The answer must be a single number: the count of lines below that contain the string "from".

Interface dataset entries
- - - - - - -
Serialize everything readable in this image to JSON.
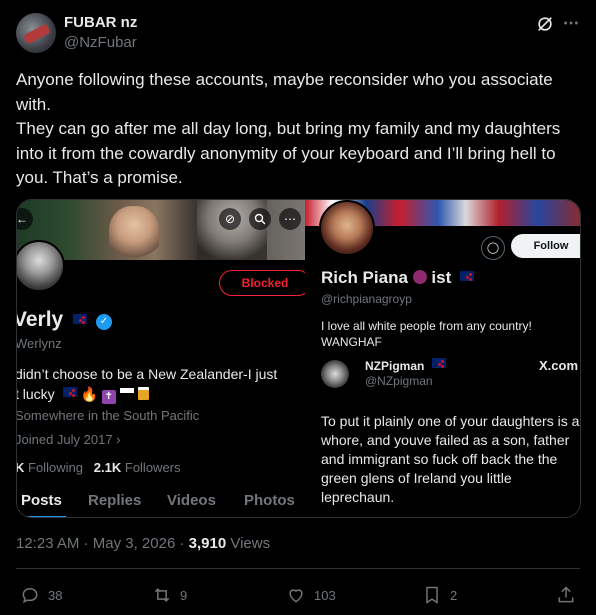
{
  "author": {
    "name": "FUBAR nz",
    "handle": "@NzFubar"
  },
  "tweet": {
    "paragraph1": "Anyone following these accounts, maybe reconsider who you associate with.",
    "paragraph2": "They can go after me all day long, but bring my family and my daughters into it from the cowardly anonymity of your keyboard and I’ll bring hell to you. That’s a promise."
  },
  "left_profile": {
    "blocked_label": "Blocked",
    "name": "Verly",
    "handle": "Werlynz",
    "bio_line1": "didn’t choose to be a New Zealander-I just",
    "bio_line2": "t lucky",
    "location": "Somewhere in the South Pacific",
    "joined": "Joined July 2017",
    "following_count": "K",
    "following_label": "Following",
    "followers_count": "2.1K",
    "followers_label": "Followers",
    "tabs": [
      "Posts",
      "Replies",
      "Videos",
      "Photos"
    ]
  },
  "right_profile": {
    "follow_label": "Follow",
    "name": "Rich Piana",
    "name_suffix": "ist",
    "handle": "@richpianagroyp",
    "bio_line1": "I love all white people from any country!",
    "bio_line2": "WANGHAF",
    "embedded_name": "NZPigman",
    "embedded_handle": "@NZpigman",
    "embedded_source": "X.com",
    "embedded_text": "To put it plainly one of your daughters is a whore, and youve failed as a son, father and immigrant so fuck off back the the green glens of Ireland you little leprechaun."
  },
  "meta": {
    "time": "12:23 AM",
    "separator1": " · ",
    "date": "May 3, 2026",
    "separator2": " · ",
    "views_count": "3,910",
    "views_label": " Views"
  },
  "actions": {
    "replies": "38",
    "reposts": "9",
    "likes": "103",
    "bookmarks": "2"
  },
  "colors": {
    "background": "#000000",
    "text": "#e7e9ea",
    "muted": "#71767b",
    "accent": "#1d9bf0",
    "blocked": "#f4212e"
  }
}
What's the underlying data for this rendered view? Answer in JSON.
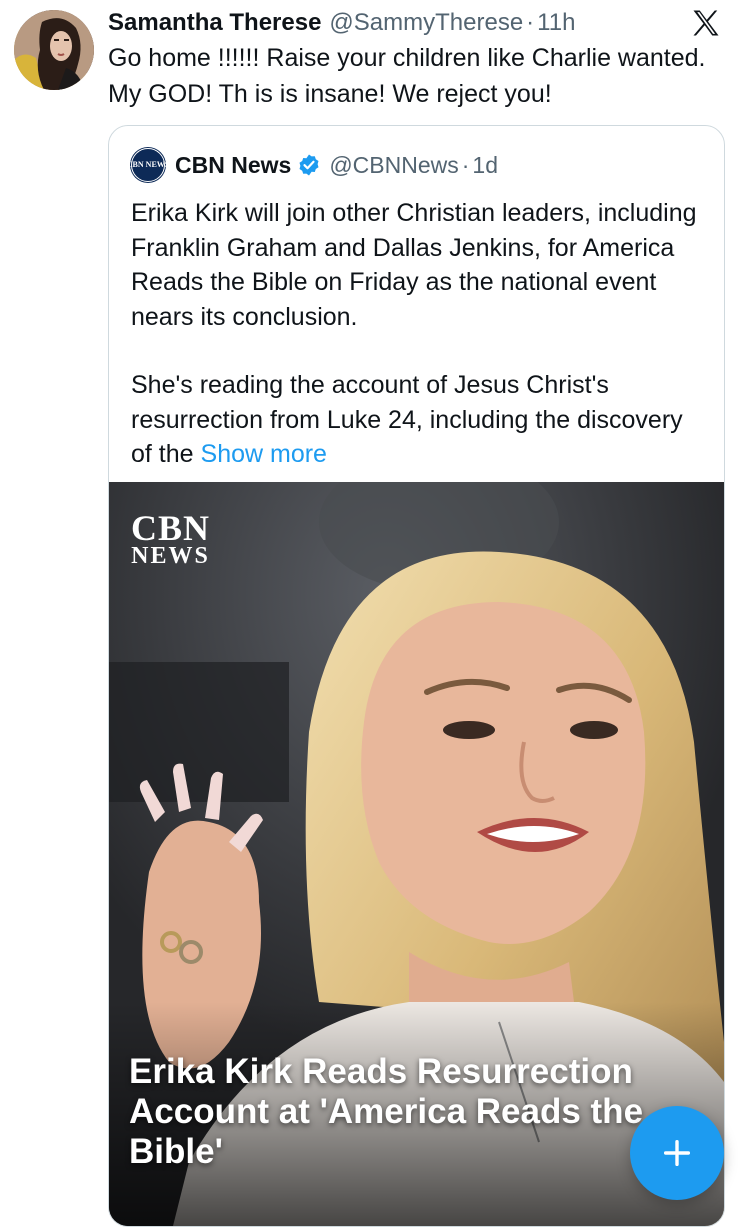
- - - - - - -
__Answer for the task__
2